I’m not sure if I’ve been visiting the wrong seaside cities, or if no other places capitalize on this kind of experience, but diving is a popular activity in Malta. Not just any diving, but shipwreck diving. Isn’t that just the coolest thing you’ve ever heard? Of course, to dive you have to be certified, but many diving schools offer a one-day crash course that involves shallow water diving and then boating to one of the shallower wrecks with a guide.
It’ll cost you a pretty penny (at least 90 Euro). But it’s worth it, to be able to get up close and personal with the WWII wreck, HMS Maori, or the P29 wreck, which is just a decade old. You can also dive in the reefs, if you don’t like the idea of swimming around rusting hunks of metal that are being reclaimed by the ocean. (I mean, come on. Reconsider.)
Go to the seaside market in Marsaxlokk
I’m a real sucker for colorful boats. Though you’ll see a lot of different kinds of boats and ships on the harbor around Valletta, the best place to see a whole sea of tiny colorful Maltese boats is the fishing village of Marsaxlokk. The tiny town is also known for its open air market, where you can buy all sorts of clothing and jewelry as well as food.
Go way back in time at the Ħal Saflieni Hypogeum
Malta doesn’t just have a lot of history, but a lot of pre-history. This Neolithic complex in Paola, Malta was unearthed in 1901 and dates back to 3000 BC. Archeologists believe it was a necropolis, housing the remains of over 7,000 people. Though there are many prehistoric archeological sites scattered around the country, this one is widely seen as being the best preserved example of a Maltese temple since its underground. Others, like Ħaġar Qim and the Ġgantija temples are above ground, though they’re still popular places to visit.
Swim in the clear blue waters of the Blue Lagoon
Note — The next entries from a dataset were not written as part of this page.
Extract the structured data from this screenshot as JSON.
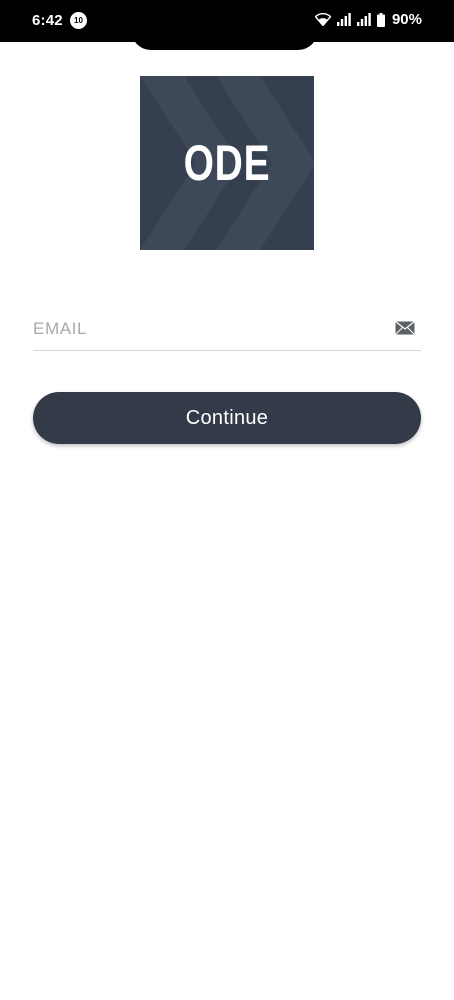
{
  "status_bar": {
    "time": "6:42",
    "notification_badge": "10",
    "battery_percent": "90%",
    "icons": [
      "wifi-icon",
      "signal-icon",
      "signal-icon",
      "battery-icon"
    ]
  },
  "logo": {
    "text": "ODE",
    "background_color": "#353f4f"
  },
  "email_field": {
    "placeholder": "EMAIL",
    "value": "",
    "icon": "mail-icon"
  },
  "continue_button": {
    "label": "Continue",
    "color": "#343b48"
  }
}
This is probably the only super packed tourist attraction in the world that I would wholeheartedly recommend despite the crowds. Located in the small island of Comino, the Blue Lagoon has sparkling blue clear shallow waters with a sandy floor. It’s beautiful from a boat, from the cliffs of Comino, and from its own icy waters. It’s also kind of a party, so have a drink and enjoy the shitshow.
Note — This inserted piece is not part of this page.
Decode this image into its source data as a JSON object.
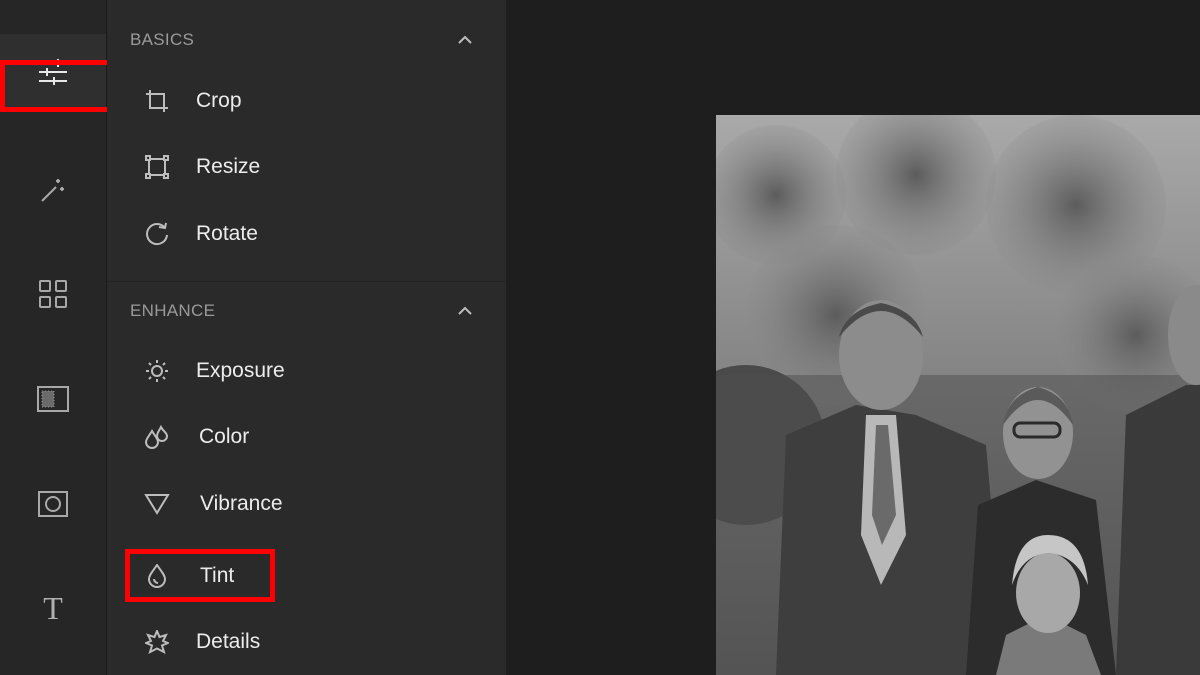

Explore the island of Gozo
Gozo is the largest of the Maltese islands (not including Malta itself), and in many ways it’s a smaller version of Malta. You’ll find some beautiful architecture, ancient archaeological sites and beaches. One of Gozo’s most popular sandy beaches is Ramla Bay, which is overlooked by Calypso’s Cave, believed to be the cave in Homer’s Odyssey. Gozo is also home to dramatic seaside cliffs, like those at Sannap and Dwejra Bay (previously the home of the Azure Window, which was lost to a storm).
Visit the set of Popeye
Before Game of Thrones came around and started claiming all sorts of sites around Malta, another classic hero called Malta home: Popeye. The 1980 musical starring Robin Williams was filmed on a seaside set built for the movie near Mellieħa. It’s currently a theme park, Popeye Village. Aside from movie props that can be seen inside some of the houses, you can also take a boat trip around Anchor Bay.
Relax by the sea
If you’re in Malta, or thinking of visiting Malta, you probably went in search of a seaside escape – where you could lay out under the sun and listen to the water crash against the rocks. There’s absolutely no shortage of this in Malta, because you can’t escape the ocean no matter where you are. There are a couple of popular sandy beaches in Mellieħa and St. Paul’s Bay, like Golden Bay and Mellieha Bay. Many people are content to sit back on any edge they find, even if it’s rocky. Or better yet, sip cocktails at a restaurant that overlooks the water.
Though deceptively small, trying to see all of the unique things Malta has to offer is probably just as impossible as trying to see all of the US in a week. But take it easy; you’re in the Mediterranean. There’s no room for stress here.